An ideal use case for server-based SSDs is an enterprise looking to increase performance over capacity in a finite set of servers. For example, Micron Technology’s RealSSD™ P300 SSD generates 16,000 write IOPS as compared to a 15K RPM SAS hard drive, which generates only about 350 IOPS. Unlike the various storage options listed above, this performance boost can be added with minimal disruption, if any, to the server.

Performance Bottlenecks

When considering SSDs, it’s important to understand the root cause of many performance bottlenecks. Often, these problems are caused by a few proportionately small files, not one big file. For example, these could be log files that track the transactions of a database or email application, or small files that are constantly being read from and written to. The other common culprit is swap files used by operating systems and applications when physical RAM has been completely allocated. As is the case with log files, these are typically small files that have very active read/write patterns.

SSD technology is an ideal solution for these common read/write storage challenges. For example, a drive like Micron’s RealSSD P300 can be installed into an available slot in the server and the existing HDDs can still be leveraged to store the bulk of the data. The SSD works just like a standard HDD, only faster. Once the drive is formatted, the final step is quite simple--all that’s required is a quick visit to the application or operating system configuration section to change the log file or the swap file over to the new SSD. In some cases there may be a need to restart the application or server, but this is rare.

Implementing SSDs can eliminate storage performance issues in a cost-effective and straightforward manner - with zero data disruption.
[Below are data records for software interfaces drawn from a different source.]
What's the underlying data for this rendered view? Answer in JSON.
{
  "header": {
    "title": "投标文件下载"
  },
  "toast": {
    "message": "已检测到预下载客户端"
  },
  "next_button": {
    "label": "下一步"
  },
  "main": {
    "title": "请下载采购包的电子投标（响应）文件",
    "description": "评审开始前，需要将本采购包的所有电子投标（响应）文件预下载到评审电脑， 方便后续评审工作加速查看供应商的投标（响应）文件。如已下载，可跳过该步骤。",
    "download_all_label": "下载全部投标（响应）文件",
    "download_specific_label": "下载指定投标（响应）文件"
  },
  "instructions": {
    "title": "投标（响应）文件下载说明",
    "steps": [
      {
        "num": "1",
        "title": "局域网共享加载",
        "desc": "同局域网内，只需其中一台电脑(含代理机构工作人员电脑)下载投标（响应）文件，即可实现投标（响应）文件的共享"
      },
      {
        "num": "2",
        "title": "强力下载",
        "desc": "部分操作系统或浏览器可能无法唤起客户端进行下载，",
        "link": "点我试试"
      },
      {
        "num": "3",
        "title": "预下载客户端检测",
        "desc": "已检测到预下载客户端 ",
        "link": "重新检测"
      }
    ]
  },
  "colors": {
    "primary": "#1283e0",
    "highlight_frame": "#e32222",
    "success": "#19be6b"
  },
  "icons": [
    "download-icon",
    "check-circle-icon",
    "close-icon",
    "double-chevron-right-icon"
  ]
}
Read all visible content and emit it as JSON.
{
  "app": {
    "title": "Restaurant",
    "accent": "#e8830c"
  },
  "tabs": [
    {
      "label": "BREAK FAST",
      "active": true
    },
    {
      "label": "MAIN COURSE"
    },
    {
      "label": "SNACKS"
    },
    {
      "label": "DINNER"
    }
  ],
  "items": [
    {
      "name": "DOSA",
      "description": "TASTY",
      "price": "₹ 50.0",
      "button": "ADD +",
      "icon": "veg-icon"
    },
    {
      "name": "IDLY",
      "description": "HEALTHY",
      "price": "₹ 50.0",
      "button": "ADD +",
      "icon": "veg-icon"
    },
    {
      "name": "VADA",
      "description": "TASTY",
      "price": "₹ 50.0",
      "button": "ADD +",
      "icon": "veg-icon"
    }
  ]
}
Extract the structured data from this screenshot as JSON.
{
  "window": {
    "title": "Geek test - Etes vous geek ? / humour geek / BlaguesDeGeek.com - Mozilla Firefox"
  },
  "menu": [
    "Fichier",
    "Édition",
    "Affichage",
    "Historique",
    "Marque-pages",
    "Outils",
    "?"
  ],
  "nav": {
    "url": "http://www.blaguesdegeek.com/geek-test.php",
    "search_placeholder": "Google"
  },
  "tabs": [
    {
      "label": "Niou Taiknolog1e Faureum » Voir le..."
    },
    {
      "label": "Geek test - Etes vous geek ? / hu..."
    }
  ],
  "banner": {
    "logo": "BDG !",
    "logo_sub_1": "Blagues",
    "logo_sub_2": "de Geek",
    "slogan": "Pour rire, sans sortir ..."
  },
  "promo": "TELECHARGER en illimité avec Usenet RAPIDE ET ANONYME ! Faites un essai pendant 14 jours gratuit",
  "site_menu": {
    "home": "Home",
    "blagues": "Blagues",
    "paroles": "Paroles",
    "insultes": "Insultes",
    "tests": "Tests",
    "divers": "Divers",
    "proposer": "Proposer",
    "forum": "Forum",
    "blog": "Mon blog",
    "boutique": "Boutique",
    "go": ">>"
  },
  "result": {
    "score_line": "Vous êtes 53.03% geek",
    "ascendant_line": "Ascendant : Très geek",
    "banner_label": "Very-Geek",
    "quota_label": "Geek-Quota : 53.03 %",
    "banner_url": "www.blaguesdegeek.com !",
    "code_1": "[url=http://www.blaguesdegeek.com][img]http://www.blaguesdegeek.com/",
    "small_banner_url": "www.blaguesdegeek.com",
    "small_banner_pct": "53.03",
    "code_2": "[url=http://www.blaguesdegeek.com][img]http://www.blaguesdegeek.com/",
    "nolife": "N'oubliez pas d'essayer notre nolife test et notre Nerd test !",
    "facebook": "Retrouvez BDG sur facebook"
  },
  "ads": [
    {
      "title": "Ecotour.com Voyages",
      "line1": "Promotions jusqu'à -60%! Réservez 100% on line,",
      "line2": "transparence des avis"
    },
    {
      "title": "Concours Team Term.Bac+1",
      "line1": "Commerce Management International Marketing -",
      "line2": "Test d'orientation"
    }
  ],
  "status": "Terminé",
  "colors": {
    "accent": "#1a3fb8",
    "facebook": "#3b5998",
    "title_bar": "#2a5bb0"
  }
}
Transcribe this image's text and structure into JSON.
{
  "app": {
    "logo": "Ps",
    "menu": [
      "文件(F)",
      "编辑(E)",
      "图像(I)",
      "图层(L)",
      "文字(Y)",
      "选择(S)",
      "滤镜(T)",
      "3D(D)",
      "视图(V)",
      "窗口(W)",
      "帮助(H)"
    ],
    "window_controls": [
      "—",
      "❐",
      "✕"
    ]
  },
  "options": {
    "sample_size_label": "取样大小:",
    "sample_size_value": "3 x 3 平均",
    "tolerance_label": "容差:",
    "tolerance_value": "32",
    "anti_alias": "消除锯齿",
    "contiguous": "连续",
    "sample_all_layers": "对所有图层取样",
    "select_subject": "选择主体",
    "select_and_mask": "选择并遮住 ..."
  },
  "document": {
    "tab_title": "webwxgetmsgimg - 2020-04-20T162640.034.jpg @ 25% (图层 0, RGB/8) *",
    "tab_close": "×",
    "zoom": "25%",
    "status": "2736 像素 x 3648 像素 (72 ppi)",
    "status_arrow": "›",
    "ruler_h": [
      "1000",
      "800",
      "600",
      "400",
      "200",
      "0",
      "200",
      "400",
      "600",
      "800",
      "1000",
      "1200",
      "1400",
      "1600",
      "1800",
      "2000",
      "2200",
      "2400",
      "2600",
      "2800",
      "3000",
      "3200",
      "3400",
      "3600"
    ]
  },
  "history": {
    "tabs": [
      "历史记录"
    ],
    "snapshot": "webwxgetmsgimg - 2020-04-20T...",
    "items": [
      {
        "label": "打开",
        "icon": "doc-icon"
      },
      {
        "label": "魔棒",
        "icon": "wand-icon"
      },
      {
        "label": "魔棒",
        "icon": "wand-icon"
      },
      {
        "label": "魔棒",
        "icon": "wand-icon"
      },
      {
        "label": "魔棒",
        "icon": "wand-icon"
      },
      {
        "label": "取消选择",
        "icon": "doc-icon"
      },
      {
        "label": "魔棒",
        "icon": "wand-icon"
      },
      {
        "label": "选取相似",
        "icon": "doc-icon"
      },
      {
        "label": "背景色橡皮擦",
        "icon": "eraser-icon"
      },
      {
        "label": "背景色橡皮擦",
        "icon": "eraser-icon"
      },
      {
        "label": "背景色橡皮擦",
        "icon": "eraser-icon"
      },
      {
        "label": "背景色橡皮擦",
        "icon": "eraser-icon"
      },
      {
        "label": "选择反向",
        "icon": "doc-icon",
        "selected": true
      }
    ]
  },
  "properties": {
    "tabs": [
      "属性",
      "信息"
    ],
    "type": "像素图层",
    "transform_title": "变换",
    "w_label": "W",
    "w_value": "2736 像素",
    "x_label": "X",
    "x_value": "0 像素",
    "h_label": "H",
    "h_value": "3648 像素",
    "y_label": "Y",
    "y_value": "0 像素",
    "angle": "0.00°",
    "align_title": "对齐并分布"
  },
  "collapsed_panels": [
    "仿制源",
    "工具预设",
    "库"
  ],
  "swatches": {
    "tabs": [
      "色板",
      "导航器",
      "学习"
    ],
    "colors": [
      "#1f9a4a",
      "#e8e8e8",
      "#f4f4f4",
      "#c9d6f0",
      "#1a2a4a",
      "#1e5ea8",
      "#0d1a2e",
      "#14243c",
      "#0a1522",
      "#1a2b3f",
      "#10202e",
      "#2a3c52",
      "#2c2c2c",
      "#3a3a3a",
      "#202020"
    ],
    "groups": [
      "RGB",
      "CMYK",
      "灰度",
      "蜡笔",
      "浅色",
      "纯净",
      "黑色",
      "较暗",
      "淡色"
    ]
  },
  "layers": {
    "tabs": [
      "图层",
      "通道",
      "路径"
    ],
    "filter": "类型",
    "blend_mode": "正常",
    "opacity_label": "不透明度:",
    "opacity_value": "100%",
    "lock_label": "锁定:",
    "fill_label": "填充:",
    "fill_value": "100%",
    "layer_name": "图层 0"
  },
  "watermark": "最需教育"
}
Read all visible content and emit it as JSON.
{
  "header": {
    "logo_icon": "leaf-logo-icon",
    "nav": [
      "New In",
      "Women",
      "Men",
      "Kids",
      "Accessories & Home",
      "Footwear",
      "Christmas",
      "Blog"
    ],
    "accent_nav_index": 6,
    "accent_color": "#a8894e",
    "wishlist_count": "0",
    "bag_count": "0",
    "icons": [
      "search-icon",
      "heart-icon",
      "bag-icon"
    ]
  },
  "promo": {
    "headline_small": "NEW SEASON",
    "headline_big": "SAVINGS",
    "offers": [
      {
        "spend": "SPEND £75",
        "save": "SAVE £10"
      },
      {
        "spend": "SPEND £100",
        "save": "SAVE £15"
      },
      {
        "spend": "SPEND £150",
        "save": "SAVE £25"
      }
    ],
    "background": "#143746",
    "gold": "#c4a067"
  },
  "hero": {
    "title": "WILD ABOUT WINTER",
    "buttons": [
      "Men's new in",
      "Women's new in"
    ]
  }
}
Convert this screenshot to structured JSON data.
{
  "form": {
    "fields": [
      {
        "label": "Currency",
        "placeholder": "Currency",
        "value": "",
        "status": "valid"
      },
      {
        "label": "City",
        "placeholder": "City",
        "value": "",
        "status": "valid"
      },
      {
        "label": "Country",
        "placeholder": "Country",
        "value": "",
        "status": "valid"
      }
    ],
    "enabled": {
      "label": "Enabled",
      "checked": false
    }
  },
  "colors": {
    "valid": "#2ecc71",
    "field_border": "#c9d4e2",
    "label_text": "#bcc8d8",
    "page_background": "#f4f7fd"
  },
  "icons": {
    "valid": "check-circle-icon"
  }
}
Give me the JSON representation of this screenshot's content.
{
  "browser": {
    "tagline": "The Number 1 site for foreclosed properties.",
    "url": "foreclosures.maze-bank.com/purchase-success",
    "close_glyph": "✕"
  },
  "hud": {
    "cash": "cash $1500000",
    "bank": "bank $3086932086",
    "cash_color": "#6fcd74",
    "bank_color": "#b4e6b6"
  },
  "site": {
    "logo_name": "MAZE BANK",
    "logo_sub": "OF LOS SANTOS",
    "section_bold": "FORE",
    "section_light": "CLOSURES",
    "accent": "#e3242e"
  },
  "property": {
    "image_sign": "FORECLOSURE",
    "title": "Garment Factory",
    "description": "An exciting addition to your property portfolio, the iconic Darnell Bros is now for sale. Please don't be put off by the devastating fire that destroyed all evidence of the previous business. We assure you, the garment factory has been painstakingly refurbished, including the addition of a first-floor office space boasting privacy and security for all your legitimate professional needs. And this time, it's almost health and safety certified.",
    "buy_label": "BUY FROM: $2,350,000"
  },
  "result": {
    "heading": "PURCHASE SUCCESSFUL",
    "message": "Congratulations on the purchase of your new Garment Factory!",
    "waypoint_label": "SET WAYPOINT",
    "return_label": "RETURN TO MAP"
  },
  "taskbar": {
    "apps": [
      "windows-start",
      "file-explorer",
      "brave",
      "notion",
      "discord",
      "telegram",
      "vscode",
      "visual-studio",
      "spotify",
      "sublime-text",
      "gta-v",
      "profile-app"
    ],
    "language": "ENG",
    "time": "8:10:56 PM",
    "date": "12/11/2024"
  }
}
Another benefit of SSDs, when used in this manner, is that no change is required to the data protection process. The primary data that needs to be protected is where it always was. No special copy jobs or complicated mirroring setups need to be made. The log files and swap files are temporary in nature and don't typically need any special backup procedures.

Evaluating SSDs

It’s important to note that not all SSDs should be created equal. Performance and reliability can vary greatly between manufacturers so it’s important to look for an SSD vendor that builds the SSD, develops and tests the firmware in-house, and designs and manufactures the NAND Flash memory that goes inside. These SSD suppliers, like Micron, have the technical expertise to architect and optimize the drive’s memory, resulting in a higher performing and more reliable device. Also, most enterprise-level SSDs use SLC-based memory, which has significantly higher resiliency to failure than the type of Flash used in consumer products.

When evaluating SSDs, it’s also important to look for performance data produced with the drive’s write cache turned off as this will result in more realistic performance numbers. Additionally, it’s critical to evaluate a drive’s ‘steady state’ performance as opposed to its ‘out of the box’ output in order to get a more accurate measure of the drive’s long-term performance capabilities.


Given the significant IOPS advantage that SSDs provide over traditional disk drives make it a natural solution for today’s storage performance challenges. Additionally, server-based implementation of SSD technology is a straightforward and efficient way to maximize performance where it’s needed—close to the application. The significant IOPS increase coupled with its ease of implementation make it a compelling alternative for medium-sized enterprises that need answers to storage performance problems without the complexity--and uncertain effectiveness--of the hard disk-based alternatives.

George Crump, Senior Analyst

Micron Technology is a client of Storage Switzerland